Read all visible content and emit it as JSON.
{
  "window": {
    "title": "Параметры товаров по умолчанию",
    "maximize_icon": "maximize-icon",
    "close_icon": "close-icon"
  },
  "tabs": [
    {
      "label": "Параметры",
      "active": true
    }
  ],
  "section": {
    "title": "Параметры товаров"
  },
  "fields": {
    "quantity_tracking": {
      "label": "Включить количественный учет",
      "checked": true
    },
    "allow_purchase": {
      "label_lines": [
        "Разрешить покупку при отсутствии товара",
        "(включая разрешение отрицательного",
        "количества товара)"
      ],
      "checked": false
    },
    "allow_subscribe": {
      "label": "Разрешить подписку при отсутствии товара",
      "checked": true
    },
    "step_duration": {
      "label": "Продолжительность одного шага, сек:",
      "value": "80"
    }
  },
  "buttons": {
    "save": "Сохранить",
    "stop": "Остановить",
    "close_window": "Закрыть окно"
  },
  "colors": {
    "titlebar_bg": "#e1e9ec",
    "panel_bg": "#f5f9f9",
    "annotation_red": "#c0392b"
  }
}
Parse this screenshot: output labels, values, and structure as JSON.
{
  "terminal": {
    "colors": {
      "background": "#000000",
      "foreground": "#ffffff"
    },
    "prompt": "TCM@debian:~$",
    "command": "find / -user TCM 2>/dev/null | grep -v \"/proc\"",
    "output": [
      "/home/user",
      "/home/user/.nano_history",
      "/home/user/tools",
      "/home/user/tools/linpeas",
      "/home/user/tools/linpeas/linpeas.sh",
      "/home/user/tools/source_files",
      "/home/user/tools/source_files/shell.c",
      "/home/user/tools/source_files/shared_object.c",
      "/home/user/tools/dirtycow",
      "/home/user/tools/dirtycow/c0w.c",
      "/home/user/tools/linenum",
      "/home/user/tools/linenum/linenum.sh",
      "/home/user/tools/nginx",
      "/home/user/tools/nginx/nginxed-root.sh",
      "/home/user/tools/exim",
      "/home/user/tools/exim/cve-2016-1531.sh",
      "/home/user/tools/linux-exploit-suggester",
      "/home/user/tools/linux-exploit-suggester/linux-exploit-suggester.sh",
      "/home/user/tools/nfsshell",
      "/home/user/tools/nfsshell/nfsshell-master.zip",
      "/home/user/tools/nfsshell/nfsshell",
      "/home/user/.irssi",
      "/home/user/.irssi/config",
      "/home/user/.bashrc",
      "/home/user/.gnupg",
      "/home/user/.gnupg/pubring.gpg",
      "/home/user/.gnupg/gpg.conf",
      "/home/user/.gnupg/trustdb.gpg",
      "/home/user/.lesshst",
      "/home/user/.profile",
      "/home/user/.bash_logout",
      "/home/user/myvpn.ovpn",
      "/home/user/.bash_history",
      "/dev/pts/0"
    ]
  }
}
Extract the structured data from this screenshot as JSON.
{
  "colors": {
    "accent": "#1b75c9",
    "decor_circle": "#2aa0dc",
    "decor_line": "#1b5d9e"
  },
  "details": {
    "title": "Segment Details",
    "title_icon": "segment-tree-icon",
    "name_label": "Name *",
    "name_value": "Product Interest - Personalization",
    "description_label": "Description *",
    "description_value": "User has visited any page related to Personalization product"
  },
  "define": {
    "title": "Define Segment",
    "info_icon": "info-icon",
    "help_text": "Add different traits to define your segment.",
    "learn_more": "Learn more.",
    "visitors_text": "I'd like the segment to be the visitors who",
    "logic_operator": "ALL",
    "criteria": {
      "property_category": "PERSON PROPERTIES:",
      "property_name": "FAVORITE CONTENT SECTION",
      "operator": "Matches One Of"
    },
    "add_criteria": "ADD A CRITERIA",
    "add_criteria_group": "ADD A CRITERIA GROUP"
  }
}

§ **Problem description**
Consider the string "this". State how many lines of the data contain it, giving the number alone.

§ **Solution**
2